Sure, it would be easy to blame the sudden artistic tendencies of Tomahawk on Mike Patton. He is the big name, he has a reputation for being one of the more controlling musicians out there, and he has a broad enough sense of what music can be to have commited mouth farts to digital media. The appropriation of traditional Native American works for performance in a hard rock setting, well, it just seems like something that Patton would have thought up and forced on the lackeys he calls his bandmates.
Except, that’s not how it worked at all.
Despite Patton’s intimidating presence at the forefront of the band, doing all of the vocals and adding the noise that pushes the sound of the band beyond that of the typical rock getup, it’s never really been his band. It’s Duane Denison’s, the Jesus Lizard guitar wizard with the angular playing style and the unconventional songwriting technique. Never has that been more true than right now, as Anonymous is almost entirely Denison’s doing. He’s the one who toured reservations with Hank Williams III, he’s the one who did piles of research on Native American culture and customs, he’s the one who found the turn-of-the-century transcriptions of Native American songs, he’s the one who decided they’d make killer songs for a new Tomahawk album, a way for the band to reach back to the heritage that its name implied. It is in this way that Anonymous was born, its title a reference to the fact that none of the songs have identifiable writers, as they were entirely uncredited in the transcriptions from which these new versions are derived.
In fact, Patton had so little to do with the origins of Anonymous that he wasn’t even in the same state as Denison and drummer John Stanier when they were recording the basic tracks for the album. They recorded the guitars, the bass, and the drums, sent the tracks to Patton, and let him do his thing. And, for once, it sounds as though Patton was stumped. For much of Anonymous, it sounds as though Patton is stretching for ideas as he tries to augment Denison and Stanier’s tracks. On some tracks, he adds english lyrics and rock ‘n roll melodies, giving the songs a far more modern (if also far less “authentic”) feel — the one-two punch of “Omaha Dance”, a slow burn that could have been a Faith No More B-side, and “Sun Dance”, a track that falls a bit more on the spastic, Mr. Bungle side of the Patton coin, are actually fantastic examples of where this works — while on other tracks, he simply intones, occasionally content to follow Denison’s guitar lines wherever they happen to go. Patton is trying to have his cake and eat it too, sometimes indulging in his experimental tendencies, sometimes trying to please the crowd with pop songs. It’s an approach that unfortunately gives the air of non-commitment, as though he never quite decided how to approach his source material.

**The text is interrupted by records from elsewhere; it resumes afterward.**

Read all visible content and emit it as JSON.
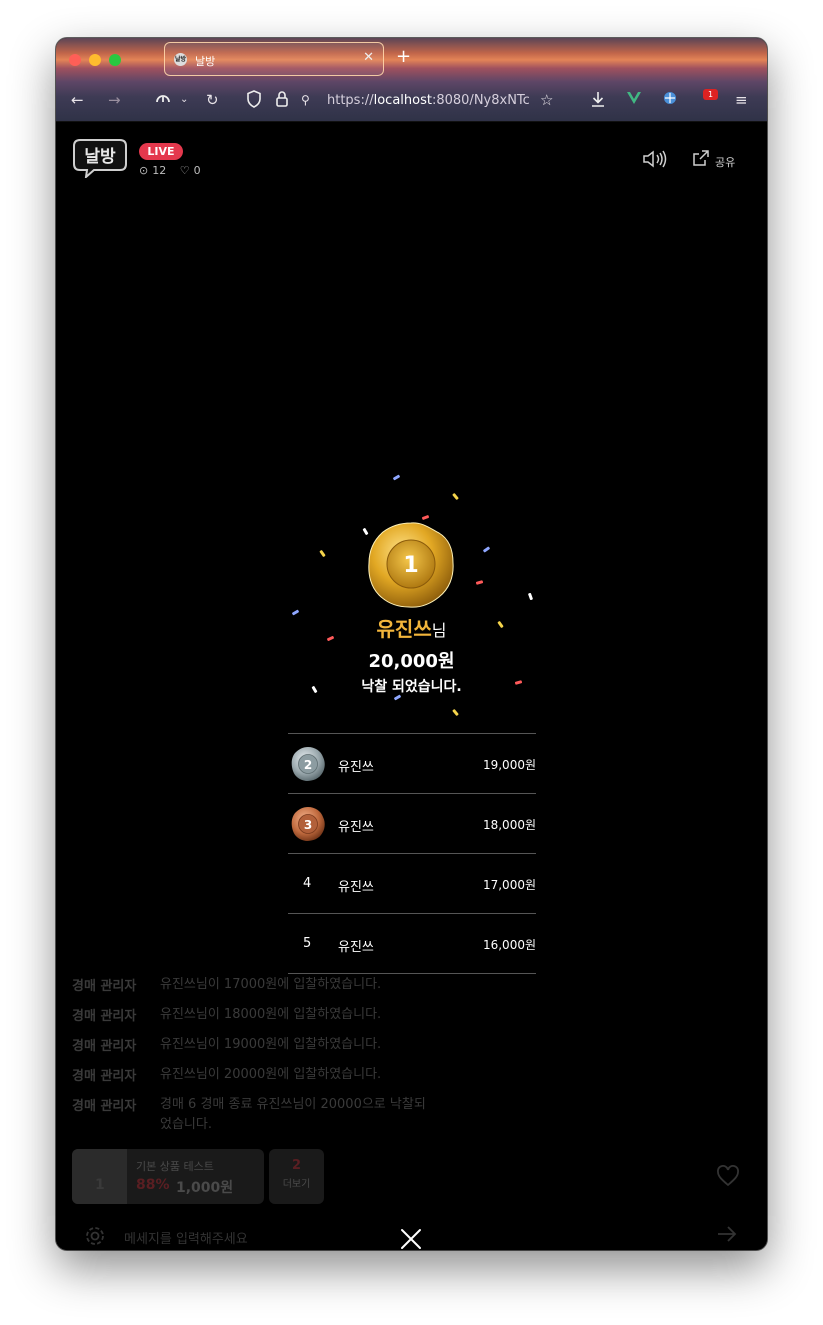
{
  "browser": {
    "tab_title": "날방",
    "tab_favicon_text": "날방",
    "url_prefix": "https://",
    "url_host": "localhost",
    "url_rest": ":8080/Ny8xNTc",
    "extension_badge": "1"
  },
  "header": {
    "logo_text": "날방",
    "live_label": "LIVE",
    "viewer_count": "12",
    "like_count": "0",
    "share_label": "공유"
  },
  "result": {
    "winner_medal_number": "1",
    "winner_name": "유진쓰",
    "winner_suffix": "님",
    "winner_price": "20,000원",
    "winner_message": "낙찰 되었습니다.",
    "ranks": [
      {
        "rank": "2",
        "name": "유진쓰",
        "amount": "19,000원",
        "medal": "silver"
      },
      {
        "rank": "3",
        "name": "유진쓰",
        "amount": "18,000원",
        "medal": "bronze"
      },
      {
        "rank": "4",
        "name": "유진쓰",
        "amount": "17,000원",
        "medal": "none"
      },
      {
        "rank": "5",
        "name": "유진쓰",
        "amount": "16,000원",
        "medal": "none"
      }
    ]
  },
  "chat": {
    "messages": [
      {
        "author": "경매 관리자",
        "text": "유진쓰님이 17000원에 입찰하였습니다."
      },
      {
        "author": "경매 관리자",
        "text": "유진쓰님이 18000원에 입찰하였습니다."
      },
      {
        "author": "경매 관리자",
        "text": "유진쓰님이 19000원에 입찰하였습니다."
      },
      {
        "author": "경매 관리자",
        "text": "유진쓰님이 20000원에 입찰하였습니다."
      },
      {
        "author": "경매 관리자",
        "text": "경매 6 경매 종료 유진쓰님이 20000으로 낙찰되었습니다."
      }
    ],
    "input_placeholder": "메세지를 입력해주세요"
  },
  "product": {
    "thumb_text": "1",
    "name": "기본 상품 테스트",
    "discount": "88%",
    "price": "1,000원",
    "more_count": "2",
    "more_label": "더보기"
  },
  "colors": {
    "accent_gold": "#f2b53b",
    "live_red": "#e4384d"
  }
}
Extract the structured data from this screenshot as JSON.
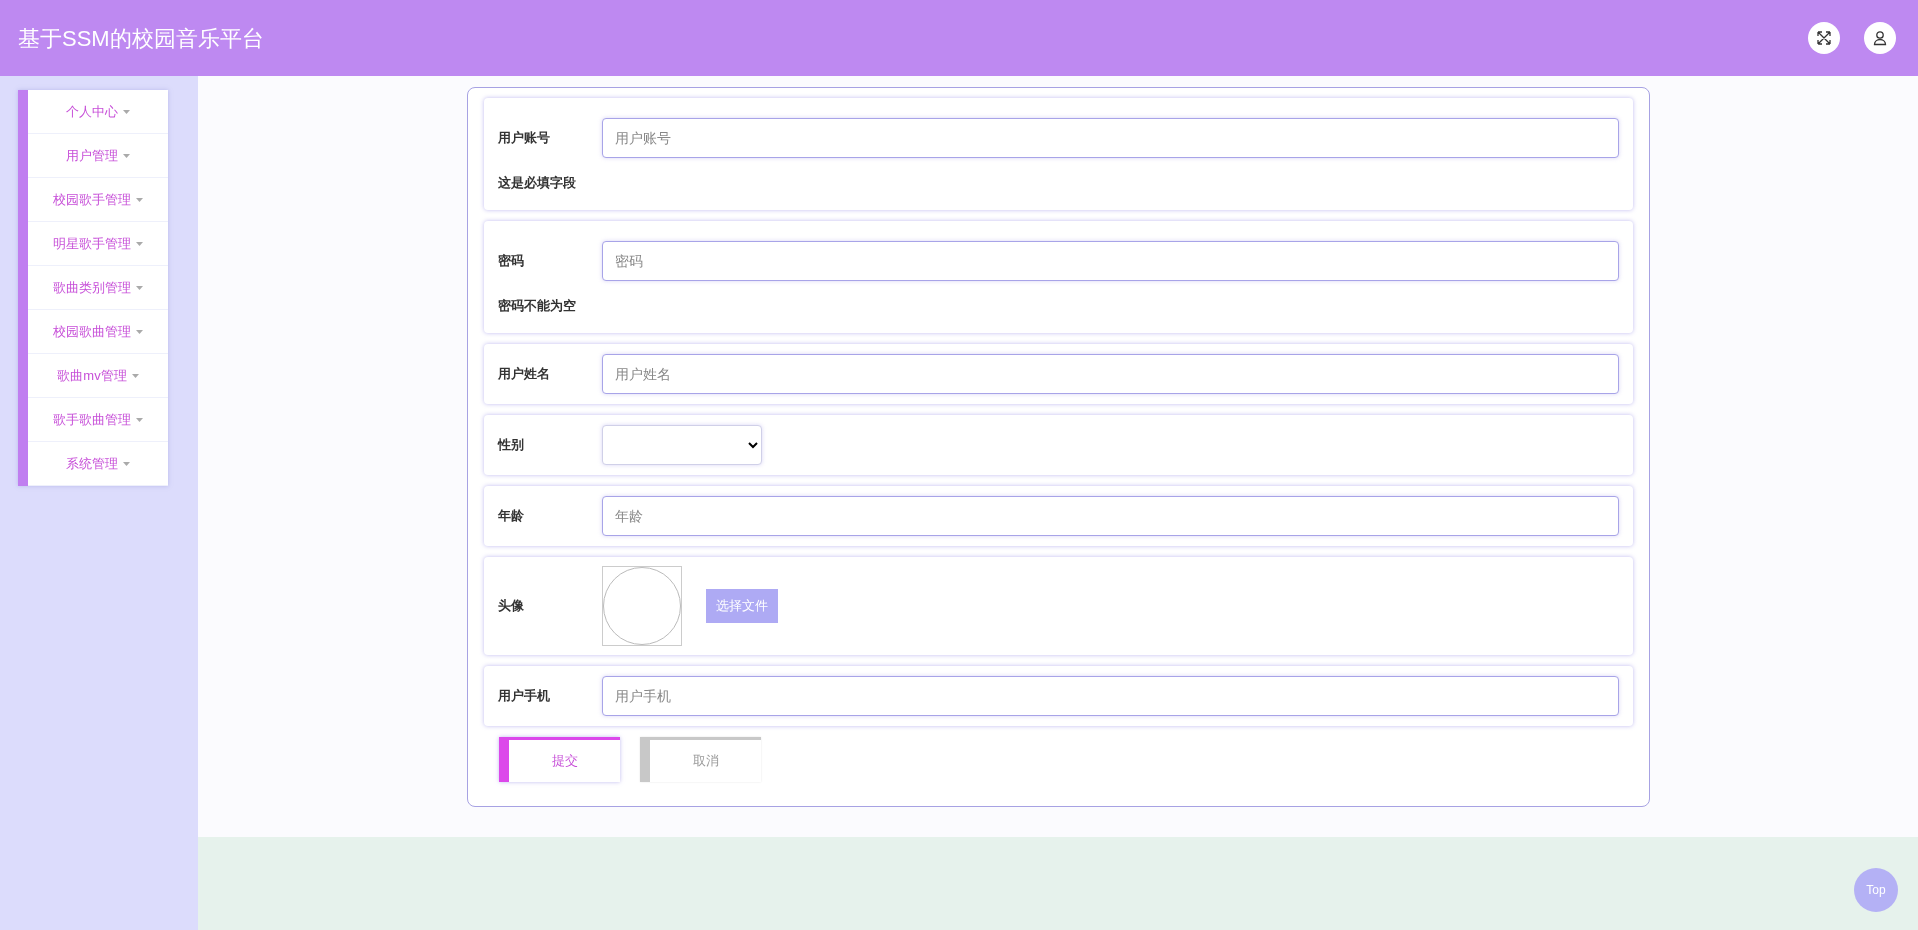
{
  "header": {
    "title": "基于SSM的校园音乐平台"
  },
  "sidebar": {
    "items": [
      {
        "label": "个人中心",
        "expanded": false
      },
      {
        "label": "用户管理",
        "expanded": false
      },
      {
        "label": "校园歌手管理",
        "expanded": false
      },
      {
        "label": "明星歌手管理",
        "expanded": false
      },
      {
        "label": "歌曲类别管理",
        "expanded": false
      },
      {
        "label": "校园歌曲管理",
        "expanded": false
      },
      {
        "label": "歌曲mv管理",
        "expanded": false
      },
      {
        "label": "歌手歌曲管理",
        "expanded": false
      },
      {
        "label": "系统管理",
        "expanded": false
      }
    ]
  },
  "form": {
    "fields": [
      {
        "kind": "input",
        "label": "用户账号",
        "placeholder": "用户账号",
        "error": "这是必填字段"
      },
      {
        "kind": "input",
        "label": "密码",
        "placeholder": "密码",
        "error": "密码不能为空"
      },
      {
        "kind": "input",
        "label": "用户姓名",
        "placeholder": "用户姓名"
      },
      {
        "kind": "select",
        "label": "性别"
      },
      {
        "kind": "input",
        "label": "年龄",
        "placeholder": "年龄"
      },
      {
        "kind": "image",
        "label": "头像",
        "button": "选择文件"
      },
      {
        "kind": "input",
        "label": "用户手机",
        "placeholder": "用户手机"
      }
    ],
    "buttons": [
      {
        "label": "提交",
        "kind": "primary"
      },
      {
        "label": "取消",
        "kind": "secondary"
      }
    ]
  },
  "back_to_top": "Top"
}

Denison, on the other hand, is quite obviously fully invested in the project, and despite the non-traditional instrumentation he’s using to convey it, the conviction with which he plays betrays a true appreciation for his source material. Opener “War Song” is every bit as menacing as its title would imply, though not aggressive in the least — it’s more foreboding than anything, and punctuating it with a persistent thunderstorm was a nice touch on Patton’s part. Stanier’s drums take center stage in the utterly wonderful “Ghost Dance”, a song that sounds minimalist until you start to hear the layers upon layers of percussive sounds snaking around each other halfway through the song. Denison even tosses in a lovely little solo guitar piece at the end, something called “Long, Long Weary Day”, a track he calls a “parlor song”, apparently from the same era as the Native American tracks featured on the album. Whether it’s as a moment of context, juxtaposition, or just a pretty way to finish the album, it’s a nice touch.
It is with Denison’s commitment in mind that the tendency exists to forgive Patton’s gratuitous (not to mention vaguely cheesy) rhythmic repetition of the word “totem” on “Totem” and his decision to turn the extended middle section of “Mescal Rite 2” into one of his now trademarked hip-hop moments. While Patton does add to the variety of the album and occasionally gives his rabid band of listeners something to sing along to, he is more of an overbearing afterthought on an album oozing with the care of its primary driving force. Denison might want to look into the release of an instrumental version of Anonymous; compelling as it is, it falls just short of doing his vision justice.